It feels a bit pointless to ask Timo Alakotila how many musicians he has collaborated with over his career. The pianist/composer/arranger is a longstanding member of ensembles such as JPP, Tango Orchestra Unto and Troka, as well as continuously engaging in a stream of new collaborations. He has been playing with violinist Mauno Järvelä since 1972 and with accordionist Maria Kalaniemi for the past thirty years. His more recent collaborative partners include songwriter Saima Hyökki, vibraphonist Panu Savolainen and saxophonist Elias Frigård, among others. In addition, he plays regularly with Sibelius Academy students as well as fulfilling commissions as a composer and arranger across many different genres.
Alakotila says he seems to both naturally gravitate towards these joint projects as well being increasingly active in pitching his own initiatives to others. As a musician, he enjoys the artistic freedom which is enabled through a five-year artist grant from the state, for the fourth time running.
”There was one year where I held a half-time position at the Sibelius Academy, but at all other times I have been a part-time teacher. This has allowed me the full freedom to work as a freelance musician, composer and producer as well”.
Age makes no difference in music
Different collaborations are rewarding in different ways. Working with instrumentalists teaches about different instruments, and cross-genre projects help maintain a fresh approach to work. Combining the classical sound with folk music groove is particularly inspiring to Alakotila as a composer. His fifth violin concerto titled På Väg [On the way], written for violinist Elin Johansson and premiered in Sweden’s Umeå in February 2020, combines classical and folk music influences. Alakotila is currently working on folk music infused arrangements for viola quartet.

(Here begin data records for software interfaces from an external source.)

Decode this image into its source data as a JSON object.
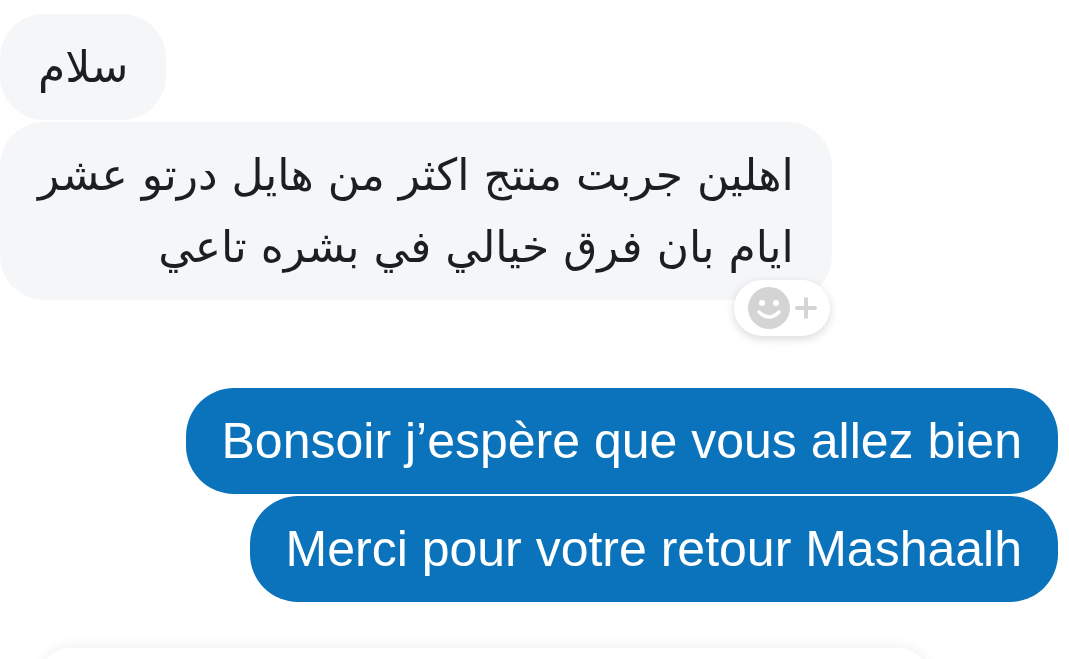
{
  "messages": [
    {
      "kind": "incoming",
      "text": "سلام",
      "reaction_button": false
    },
    {
      "kind": "incoming",
      "text": "اهلين جربت منتج اكثر من هايل درتو عشر\nايام بان فرق خيالي في بشره تاعي",
      "reaction_button": true
    },
    {
      "kind": "outgoing",
      "text": "Bonsoir j’espère que vous allez bien",
      "reaction_button": false
    },
    {
      "kind": "outgoing",
      "text": "Merci pour votre retour Mashaalh",
      "reaction_button": false
    }
  ]
}
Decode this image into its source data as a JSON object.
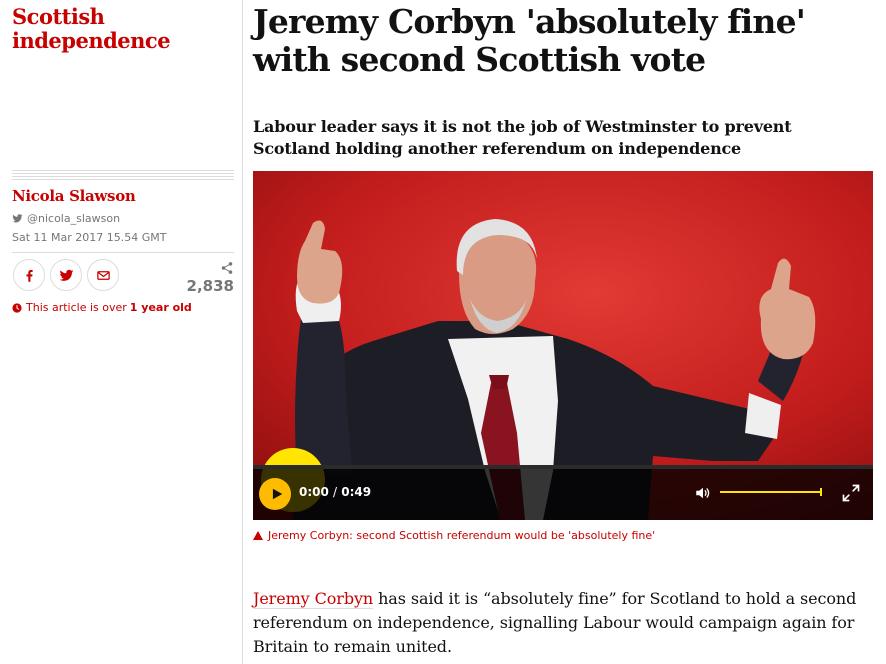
{
  "section": {
    "label": "Scottish independence"
  },
  "byline": {
    "author": "Nicola Slawson",
    "twitter_handle": "@nicola_slawson",
    "published": "Sat 11 Mar 2017 15.54 GMT"
  },
  "share": {
    "count": "2,838",
    "buttons": [
      "facebook-icon",
      "twitter-icon",
      "email-icon"
    ]
  },
  "age_warning": {
    "prefix": "This article is over",
    "age": "1 year old"
  },
  "article": {
    "headline": "Jeremy Corbyn 'absolutely fine' with second Scottish vote",
    "standfirst": "Labour leader says it is not the job of Westminster to prevent Scotland holding another referendum on independence",
    "caption": "Jeremy Corbyn: second Scottish referendum would be 'absolutely fine'",
    "body_link": "Jeremy Corbyn",
    "body_rest": " has said it is “absolutely fine” for Scotland to hold a second referendum on independence, signalling Labour would campaign again for Britain to remain united."
  },
  "video": {
    "current_time": "0:00",
    "separator": "/",
    "duration": "0:49",
    "volume_level": 1.0
  },
  "colors": {
    "accent": "#c70000",
    "play_button": "#ffbb00",
    "volume": "#ffe500",
    "text": "#121212",
    "muted": "#767676"
  }
}
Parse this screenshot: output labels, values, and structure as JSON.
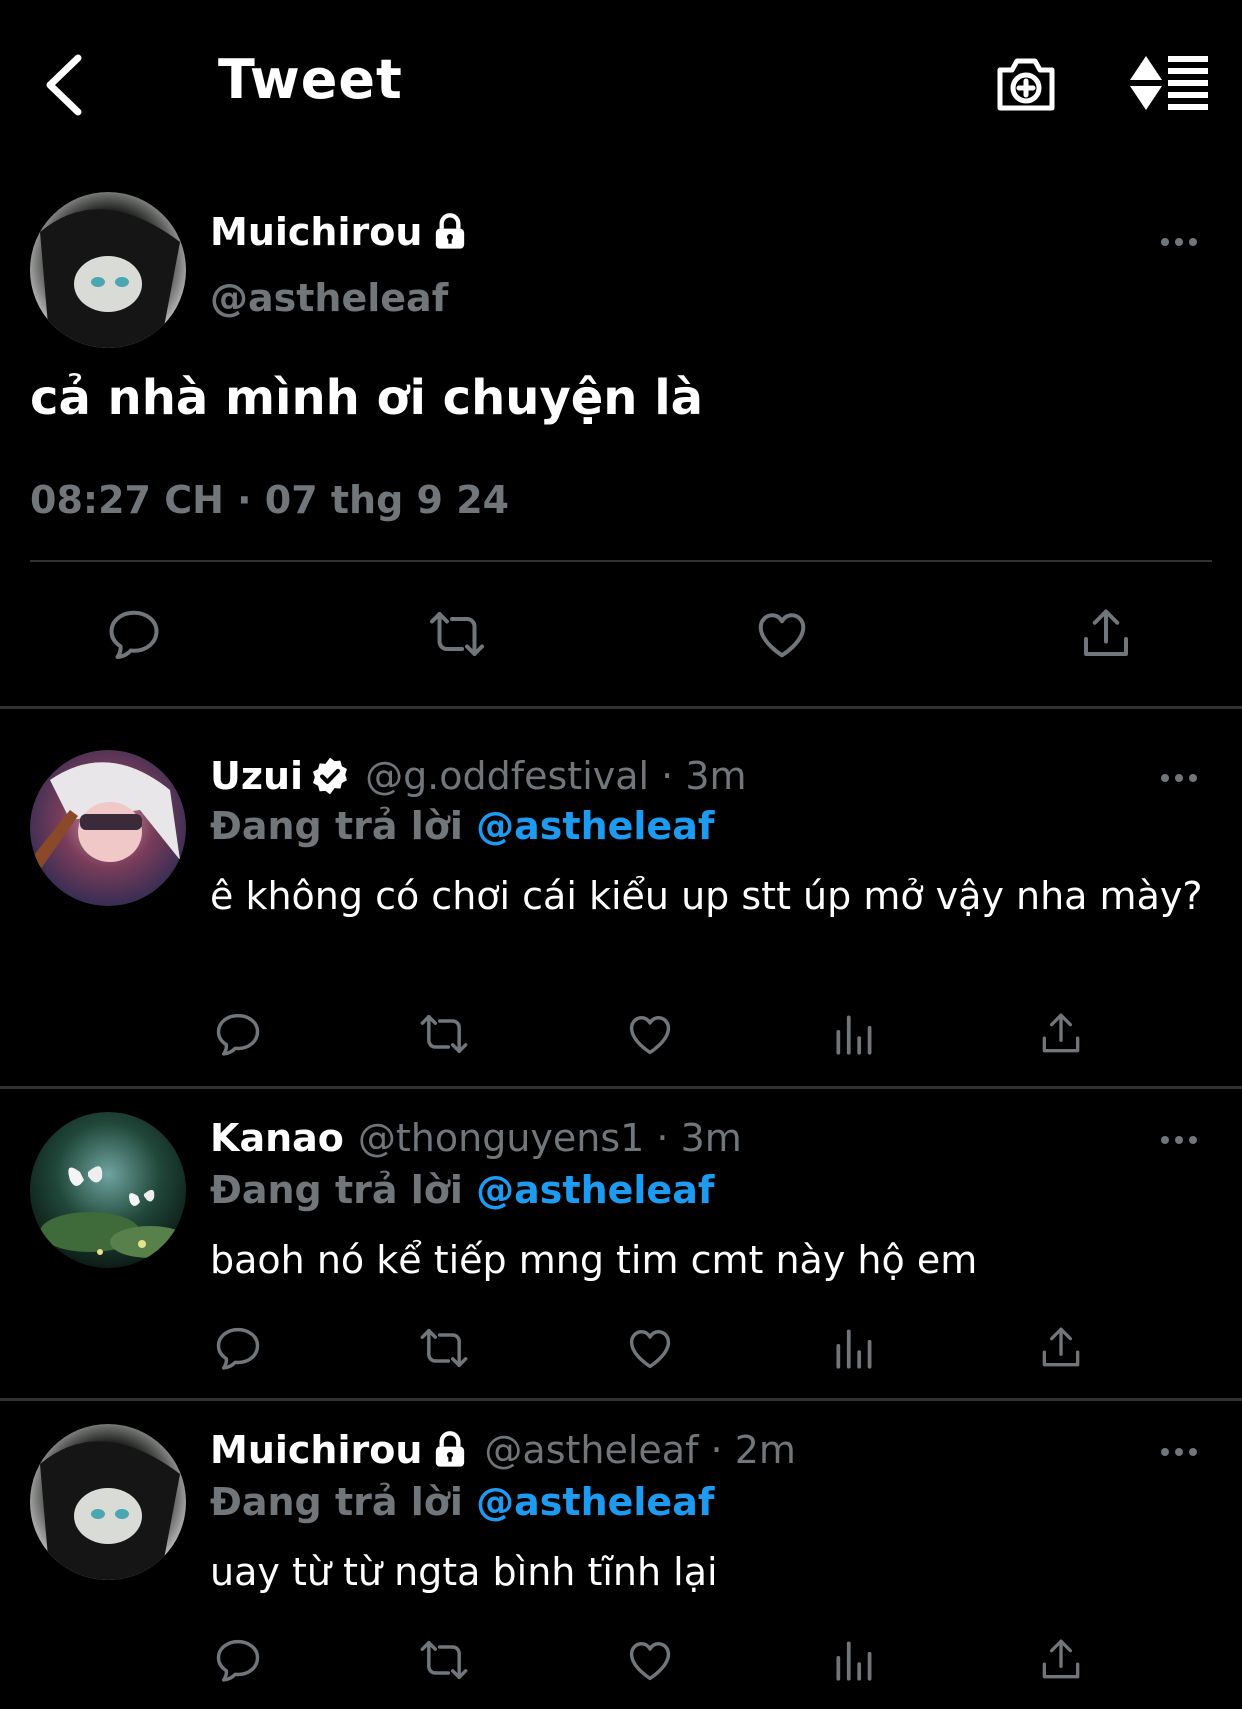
{
  "header": {
    "title": "Tweet",
    "back_icon": "chevron-left-icon",
    "camera_icon": "camera-plus-icon",
    "sort_icon": "sort-list-icon"
  },
  "colors": {
    "background": "#000000",
    "text": "#ffffff",
    "secondary": "#71767b",
    "accent": "#1d9bf0",
    "divider": "#2f3336"
  },
  "main_tweet": {
    "name": "Muichirou",
    "lock_icon": "lock-icon",
    "handle": "@astheleaf",
    "text": "cả nhà mình ơi chuyện là",
    "meta": "08:27 CH · 07 thg 9 24",
    "actions": [
      "reply-icon",
      "retweet-icon",
      "like-icon",
      "share-icon"
    ]
  },
  "replies": [
    {
      "name": "Uzui",
      "badge": "verified-icon",
      "handle": "@g.oddfestival · 3m",
      "replying_prefix": "Đang trả lời",
      "replying_to": "@astheleaf",
      "text": "ê không có chơi cái kiểu up stt úp mở vậy nha mày?"
    },
    {
      "name": "Kanao",
      "handle": "@thonguyens1 · 3m",
      "replying_prefix": "Đang trả lời",
      "replying_to": "@astheleaf",
      "text": "baoh nó kể tiếp mng tim cmt này hộ em"
    },
    {
      "name": "Muichirou",
      "badge": "lock-icon",
      "handle": "@astheleaf · 2m",
      "replying_prefix": "Đang trả lời",
      "replying_to": "@astheleaf",
      "text": "uay từ từ ngta bình tĩnh lại"
    }
  ]
}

Alakotila works with musicians from a whole range of age groups – some collaborations go back to the 1970s, while some of his colleagues were born in the 2000s. Age, however, is a non-issue for him.
”When it comes to music, age makes no difference. Folk music unites amateurs and professionals, the young and the old. This is what makes jam sessions so great. Many young musicians who play traditional music have already acquired a pretty extensive repertoire which makes it easy to find a common language.”
As an example of one his more recent collaborations, Alakotila mentions cellist Iiris Tarnanen’s solo album titled The Day I Was Born, which he has co-produced with Ilona Blom from the ensemble Tuuletar. A student at the Nordic Master of Global Music program, Tarnanen will release her debut album this spring
”The project includes many students across different departments and cultures. A collaboration with this kind of diversity is mutually enriching in terms of acquiring musical skills and knowledge.”
Timo Alakotila and friends at G Livelab Helsinki
Favourite ensemble as a role model, source of teaching material and collaborative partner
When asked about important collaborative partners over the course of his career, Alakotila singles out the Swedish ensemble Väsen, who certainly has a loyal fan in him. Alakotila first heard the group in 1990 when he performed with the JPP at the Burträsksvängen folk music festival during their tour of Northern Sweden. Since that first encounter, Alakotila and Väsen have often been performing at the same events. Alakotila has formed a strong connection with the group’s guitarist Roger Tallroth, who has played in the ensemble May Monday together with Alakotila and the Irish-English accordionist Karen Tweed.
One of the highlights of their joint projects was a 2019 concert in Kaustinen where Väsen celebrated their 30th anniversary and shared the stage with three Finnish groups for a retrospective of their pieces. All of the three guest ensembles featured in the concert – JPP, Frigg and Tsuumi Sound System – are top Finnish contemporary folk groups, and even the rehearsal process made a lasting impression on Alakotila.
”Working through three pieces as a massed orchestra of four ensembles felt like a magical and historically significant event. I am sure this concert at the Kaustinen Festival Arena remains as an unforgettable, unique experience for the audience.”
Alakotila has also utilised Väsen’s music frequently in his teaching. Notations of their pieces have been used to examine harmony, phrasing, form or arrangement techniques, as well as marvelling the group’s special drive in their ensemble work. Last autumn, Alakotila was invited to examine Väsen’s music on an even deeper level when the group humbly asked him to notate all of the works from their latest album Rule of 3.
”I could not imagine getting a better or more interesting job offer, so of course I said yes! Now, in March 2020, my work is close to the finish line and I am a million new experiences richer for it, diving under the surface of Väsen’s music and trying to discover all of the fine details that this perfect music has to offer! In Väsen’s music, all of the pieces simply seem to fit together. The three-player ensemble sounds like one large instrument, and at the same time like a big orchestra which functions seamlessly!”
Alakotila’s work includes a lot of solitary toiling as well as joining forces with others, and both aspects are an important part of being a musician.
“Musicians work in isolation, practicing, composing, arranging, writing or playing, but the power of ensemble playing and collaboration with others really refines their work and is the source of their greatest enjoyment, reward and delight!”
Translation: Hanna-Mari Latham
Featured photo: Marko Mäkinen